Thomas Bena: “Long films scare me. When I hear that a film has a running time of more than two hours I run in the other direction. Not because I don’t love film, but because in my humble opinion, most films (including my own) could be shorter. This film is different; it’s a slow simmering pot of soup and the flavor will stay with you.”
Brad Westcott: “Food. Family. Labor. Love. Culture. Laughter. Life — with a surprise ending.”
5 p.m. Harvard Beats Yale 29-29 (Documentary, 104 minutes U.S.A. 2008 directed by Kevin Rafferty)
Discussion with director following the film.
Harvard Stadium, Nov. 23, 1968. The Viet Nam War is raging, Nixon is in the White House, the times are a-changin’. Harvard and Yale meet for their final game of the season, both teams undefeated for the first time since 1909. Combining rare footage of the game with candid contemporary interviews with its players. Kevin Rafferty’s film is alternately suspenseful, hilarious, and poignant.
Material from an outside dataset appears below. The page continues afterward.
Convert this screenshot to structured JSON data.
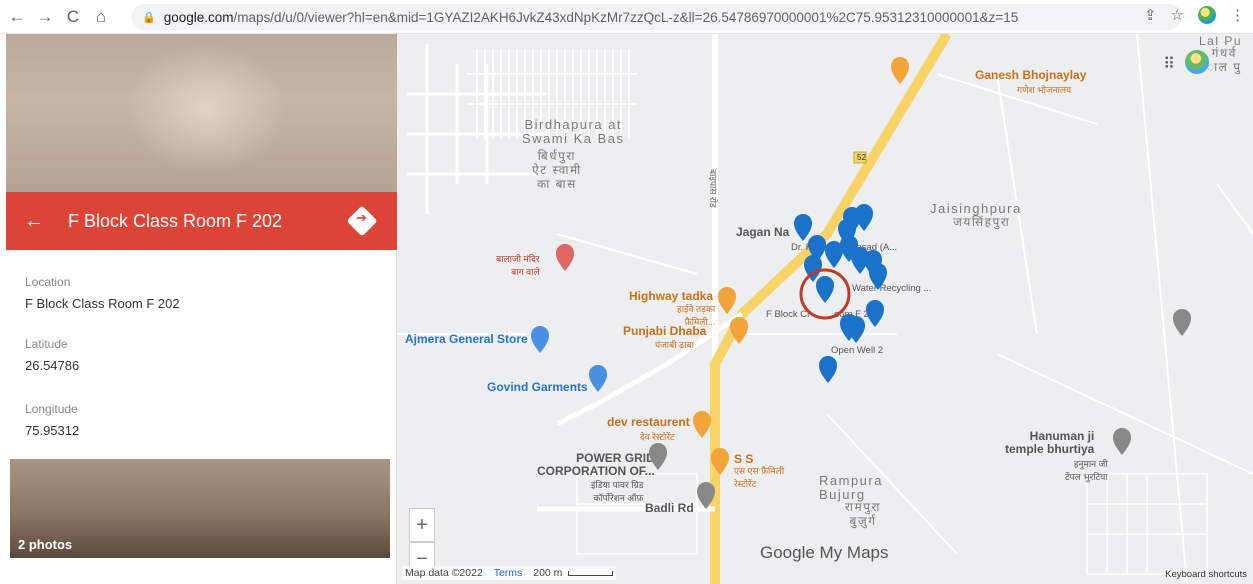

More than just a film about football, it is a meditation on remembrance, coincidence, and fate.
Thomas Bena: I can’t stand watching football. If you told me that the film festival would be screening a film about football, I’d laugh. But here it is. And I don’t regret standing up for it at our programming meetings . . . because really, it’s not about football at all. I found it to be a compelling sociological and psychological study of aging, friendship, memory, higher education and personalities of all kinds.”
Brad Westcott: “Too much fun. Football fan or not, you’ll find yourself on the edge of your seat in the final seconds.”
7:15 p.m. Closing Night Film: The Pool (Narrative Feature 98 minutes U.S.A. 2007 directed by Chris Smith)
From his perch in a mango tree, Venkatesh, a room boy working at a hotel in Goa, gazes down upon a swimming pool in a luxuriant garden behind a wall. Attempting to gain access, he offers his services to the wealthy owner of the house beside it. His boldness and curiosity change the shape of his future. Remarkably filmed using nonprofessional actors speaking a language the director didn’t speak (Hindi), and based on an American short story, The Pool is a deceptively simple yet cogent and affecting film about friendship, and the gulf between the rich and the poor.
Thomas Bena: “I applaud director Chris Smith for having the courage and vision to direct a film in a language that he doesn’t speak, using amateur actors, all the while blending verite-style footage, with fiction, and literature!
Brad Westcott: “Ch ris Smith’s story is perfectly told through sumptuous, sun-drenched cinematography.”